Navy symposium to brief sailors on policy changes
MISAWA AIR BASE, Japan — Sailors in Japan and South Korea are getting the chance starting now to ask questions and learn more about some significant policy changes in store for them.
Counselors from the Navy Personnel Command in Millington, Tenn., held their first Career Management Symposium on Monday at Iwakuni Marine Corps Air Station. They’ll also visit Navy sites in Yokosuka, Sasebo, Atsugi and Misawa, in Japan; Okinawa; and Seoul and Chinhae in South Korea.
The symposium will provide information aimed at helping servicemembers and their families make decisions about their future, organizers say. They’ll see a comparison between current Navy and private-sector benefits, compensation and quality-of-life opportunities.
New personnel initiatives also will be discussed, said Petty Officer 1st Class Robert James, the Navy’s command career counselor at Naval Air Facility Misawa.
“There’s a whole lot of changes that are coming, and they’re coming extremely fast,” he said.
¶ A new evaluation system: An online performance appraisal will replace the standard written fitness report. Sailors no longer will be graded against their peers, James said. The old system was based on percentages; only so many petty officers 1st class in a group, for example, could receive an “early promote,” even if all were deserving.

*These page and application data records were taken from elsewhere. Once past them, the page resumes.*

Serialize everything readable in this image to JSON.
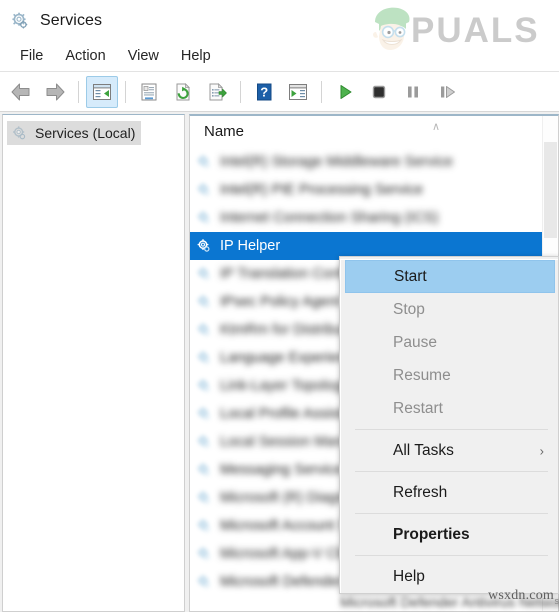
{
  "window": {
    "title": "Services",
    "title_icon": "services-gear-icon"
  },
  "menubar": {
    "items": [
      {
        "label": "File",
        "name": "menu-file"
      },
      {
        "label": "Action",
        "name": "menu-action"
      },
      {
        "label": "View",
        "name": "menu-view"
      },
      {
        "label": "Help",
        "name": "menu-help"
      }
    ]
  },
  "toolbar": {
    "buttons": [
      {
        "name": "back-icon",
        "tip": "Back"
      },
      {
        "name": "forward-icon",
        "tip": "Forward"
      },
      {
        "name": "show-hide-tree-icon",
        "tip": "Show/Hide Console Tree"
      },
      {
        "name": "properties-icon",
        "tip": "Properties"
      },
      {
        "name": "refresh-icon",
        "tip": "Refresh"
      },
      {
        "name": "export-list-icon",
        "tip": "Export List"
      },
      {
        "name": "help-icon",
        "tip": "Help"
      },
      {
        "name": "show-action-pane-icon",
        "tip": "Show/Hide Action Pane"
      },
      {
        "name": "start-service-icon",
        "tip": "Start Service"
      },
      {
        "name": "stop-service-icon",
        "tip": "Stop Service"
      },
      {
        "name": "pause-service-icon",
        "tip": "Pause Service"
      },
      {
        "name": "restart-service-icon",
        "tip": "Restart Service"
      }
    ]
  },
  "left_pane": {
    "node_label": "Services (Local)",
    "node_icon": "services-gear-icon"
  },
  "list": {
    "column_header": "Name",
    "sort_caret": "∧",
    "rows": [
      {
        "label": "Intel(R) Storage Middleware Service",
        "state": "blurred",
        "selected": false
      },
      {
        "label": "Intel(R) PIE Processing Service",
        "state": "blurred",
        "selected": false
      },
      {
        "label": "Internet Connection Sharing (ICS)",
        "state": "blurred",
        "selected": false
      },
      {
        "label": "IP Helper",
        "state": "clear",
        "selected": true
      },
      {
        "label": "IP Translation Configuration Service",
        "state": "blurred",
        "selected": false
      },
      {
        "label": "IPsec Policy Agent",
        "state": "blurred",
        "selected": false
      },
      {
        "label": "KtmRm for Distributed Transaction",
        "state": "blurred",
        "selected": false
      },
      {
        "label": "Language Experience Service",
        "state": "blurred",
        "selected": false
      },
      {
        "label": "Link-Layer Topology Discovery",
        "state": "blurred",
        "selected": false
      },
      {
        "label": "Local Profile Assistant Service",
        "state": "blurred",
        "selected": false
      },
      {
        "label": "Local Session Manager",
        "state": "blurred",
        "selected": false
      },
      {
        "label": "Messaging Service",
        "state": "blurred",
        "selected": false
      },
      {
        "label": "Microsoft (R) Diagnostics Hub",
        "state": "blurred",
        "selected": false
      },
      {
        "label": "Microsoft Account Sign-in Assistant",
        "state": "blurred",
        "selected": false
      },
      {
        "label": "Microsoft App-V Client",
        "state": "blurred",
        "selected": false
      },
      {
        "label": "Microsoft Defender Antivirus",
        "state": "blurred",
        "selected": false
      }
    ]
  },
  "context_menu": {
    "items": [
      {
        "label": "Start",
        "state": "highlight",
        "submenu": false
      },
      {
        "label": "Stop",
        "state": "disabled",
        "submenu": false
      },
      {
        "label": "Pause",
        "state": "disabled",
        "submenu": false
      },
      {
        "label": "Resume",
        "state": "disabled",
        "submenu": false
      },
      {
        "label": "Restart",
        "state": "disabled",
        "submenu": false
      },
      {
        "label": "All Tasks",
        "state": "normal",
        "submenu": true,
        "submenu_arrow": "›"
      },
      {
        "label": "Refresh",
        "state": "normal",
        "submenu": false
      },
      {
        "label": "Properties",
        "state": "bold",
        "submenu": false
      },
      {
        "label": "Help",
        "state": "normal",
        "submenu": false
      }
    ]
  },
  "watermarks": {
    "brand": "APPUALS",
    "brand_text_visible": "PUALS",
    "site": "wsxdn.com",
    "site_edge": "s"
  },
  "background_text": {
    "obscured_row": "Microsoft Defender Antivirus Network Insp"
  },
  "colors": {
    "selection_blue": "#0b76d1",
    "menu_highlight": "#9ccdf0",
    "toolbar_active": "#d6ebfb",
    "window_chrome": "#f0f0f0",
    "brand_green": "#6ec07a",
    "brand_gray": "#8e8e8e"
  }
}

The new performance appraisal goes into effect Navy-wide in May 2005. Sailors will receive a grade of high, medium or low for categories such as cooperation, work ethic, communication skills and mentoring, depending on whether they’re a supervisor or non-supervisor. James said some believe this new method will take the Navy back to the old point system, in which sailors had to receive 4.0s to keep advancing. “If you’re not pulling a high, then you’re not going to advance,” he said. “Every command wants their sailors to advance.”
¶ Perform to Serve: “For the first time in history,” James said, “the Navy is going to send people home.” The program, which began in March to relieve overcrowding in some career fields, applies to first-term sailors approaching re-enlistment. During the first half of their first term’s final year, sailors in overmanned jobs get six tries to find a different job in an uncrowded field. If they don’t, they must leave. “Everybody is not going to be able to convert or go to a new rating,” James said. A board of Navy commanders and master chiefs in Washington, D.C., will decide who stays based on criteria including performance evaluations and supervisors’ comments. About 118 sailors now in Japan likely will be forced to separate soon, James said, adding that young sailors who get in trouble now may find staying in the Navy difficult. “If they slip on a banana peel during their first 4 years, you can almost bet that they won’t make the cut,” he said.
¶ Sea Warrior: This new system is being developed to help sailors select future duty assignments. Sailors will bid online for their next billet based on their qualifications and evaluation scores, James said. Under the current Job Advertising and Selection System, for their next assignment sailors may choose up to five locations where there jobs are available — and be guaranteed one of those, James said. Under Sea Warrior, “they may not be able to choose location,” he said. No start date for the program has been set.
Those wishing a schedule of Navy career symposiums in Japan and South Korea should check with their Navy command counselors. More information is available at www.staynavy.navy.mil.